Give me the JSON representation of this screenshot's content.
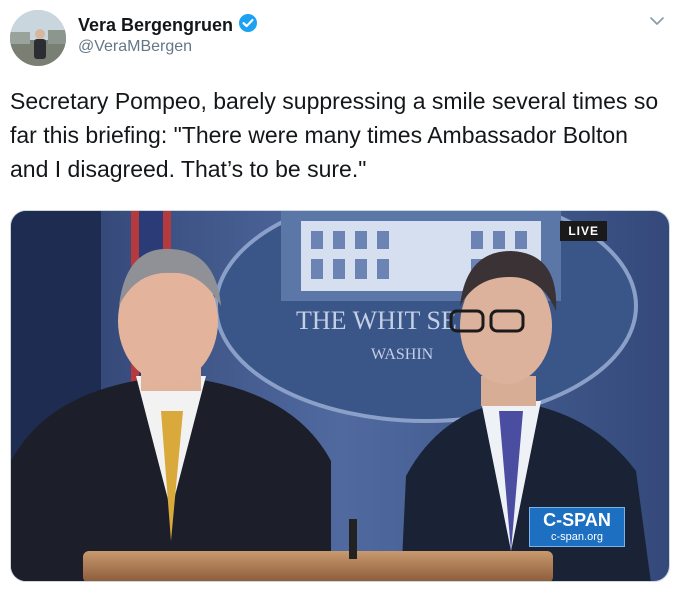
{
  "author": {
    "display_name": "Vera Bergengruen",
    "handle": "@VeraMBergen",
    "verified_icon": "verified-badge-icon"
  },
  "tweet": {
    "text": "Secretary Pompeo, barely suppressing a smile several times so far this briefing: \"There were many times Ambassador Bolton and I disagreed. That’s to be sure.\""
  },
  "media": {
    "live_badge": "LIVE",
    "seal_text_top": "THE WHIT SE",
    "seal_text_bottom": "WASHIN",
    "network_logo": "C-SPAN",
    "network_url": "c-span.org"
  },
  "colors": {
    "accent": "#1da1f2",
    "text": "#14171a",
    "secondary_text": "#657786",
    "cspan_blue": "#1d6fc1"
  }
}
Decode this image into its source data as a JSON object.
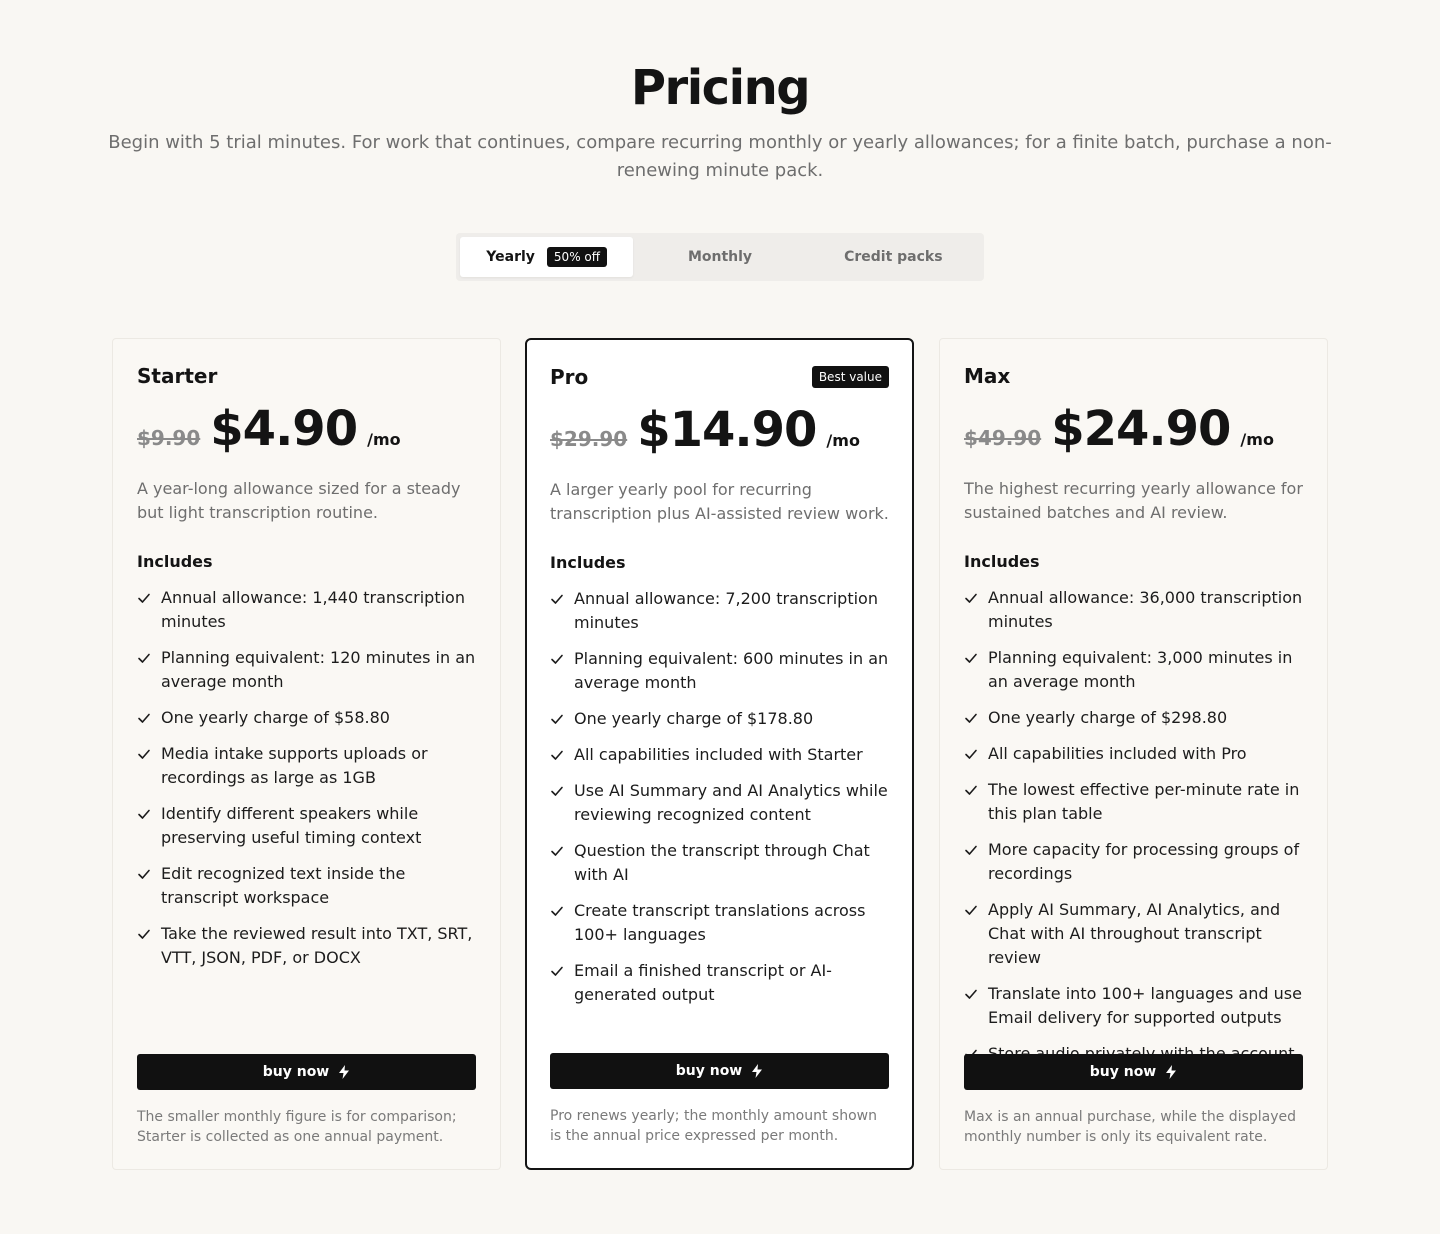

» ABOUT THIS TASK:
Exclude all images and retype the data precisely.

» WRITTEN SOLUTION:
Give me the JSON representation of this screenshot's content.
{
  "author": {
    "display_name": "Vera Bergengruen",
    "handle": "@VeraMBergen",
    "verified_icon": "verified-badge-icon"
  },
  "tweet": {
    "text": "Secretary Pompeo, barely suppressing a smile several times so far this briefing: \"There were many times Ambassador Bolton and I disagreed. That’s to be sure.\""
  },
  "media": {
    "live_badge": "LIVE",
    "seal_text_top": "THE WHIT SE",
    "seal_text_bottom": "WASHIN",
    "network_logo": "C-SPAN",
    "network_url": "c-span.org"
  },
  "colors": {
    "accent": "#1da1f2",
    "text": "#14171a",
    "secondary_text": "#657786",
    "cspan_blue": "#1d6fc1"
  }
}
Decode this image into its source data as a JSON object.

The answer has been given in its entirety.